▶ [WHAT YOU ARE ASKED TO DO]: The answer is every line of the records that holds the word "スペシャルスタリオンカップ", copied in full.

▶ [EXERCISE INPUTS]:
● ● ● ●

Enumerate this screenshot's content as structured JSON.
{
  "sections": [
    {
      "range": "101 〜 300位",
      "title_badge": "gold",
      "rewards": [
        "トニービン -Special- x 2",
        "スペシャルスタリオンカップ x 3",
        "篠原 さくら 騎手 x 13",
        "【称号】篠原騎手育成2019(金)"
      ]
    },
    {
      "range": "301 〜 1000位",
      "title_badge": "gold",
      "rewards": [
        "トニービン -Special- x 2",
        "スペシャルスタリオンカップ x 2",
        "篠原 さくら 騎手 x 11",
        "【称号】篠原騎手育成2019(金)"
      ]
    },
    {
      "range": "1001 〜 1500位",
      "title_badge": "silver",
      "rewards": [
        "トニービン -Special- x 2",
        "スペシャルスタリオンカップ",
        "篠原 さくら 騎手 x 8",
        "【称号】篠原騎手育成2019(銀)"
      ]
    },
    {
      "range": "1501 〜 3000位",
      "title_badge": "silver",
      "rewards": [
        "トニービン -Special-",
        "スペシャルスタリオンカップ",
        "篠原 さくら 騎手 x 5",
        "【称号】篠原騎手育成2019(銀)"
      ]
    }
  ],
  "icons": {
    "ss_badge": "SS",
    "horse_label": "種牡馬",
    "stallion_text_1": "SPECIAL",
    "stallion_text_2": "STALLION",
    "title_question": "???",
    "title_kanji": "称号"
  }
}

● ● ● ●

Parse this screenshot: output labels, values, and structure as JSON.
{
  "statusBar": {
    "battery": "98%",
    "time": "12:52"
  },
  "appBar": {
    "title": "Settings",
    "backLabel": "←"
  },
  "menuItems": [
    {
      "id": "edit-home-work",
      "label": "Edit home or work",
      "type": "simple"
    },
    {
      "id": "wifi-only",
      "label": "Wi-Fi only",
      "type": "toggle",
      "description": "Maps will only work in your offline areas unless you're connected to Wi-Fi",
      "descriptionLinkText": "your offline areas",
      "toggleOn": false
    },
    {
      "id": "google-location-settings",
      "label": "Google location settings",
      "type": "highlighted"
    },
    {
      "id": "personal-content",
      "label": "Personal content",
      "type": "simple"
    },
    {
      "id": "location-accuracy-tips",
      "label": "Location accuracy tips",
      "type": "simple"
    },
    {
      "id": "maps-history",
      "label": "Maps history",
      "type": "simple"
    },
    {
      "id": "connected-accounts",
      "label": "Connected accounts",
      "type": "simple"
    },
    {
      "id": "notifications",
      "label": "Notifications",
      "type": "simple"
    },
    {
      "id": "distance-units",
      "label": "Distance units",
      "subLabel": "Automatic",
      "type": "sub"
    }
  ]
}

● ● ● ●

▶ [YOUR SOLUTION]:
        "スペシャルスタリオンカップ x 3",
        "スペシャルスタリオンカップ x 2",
        "スペシャルスタリオンカップ",
        "スペシャルスタリオンカップ",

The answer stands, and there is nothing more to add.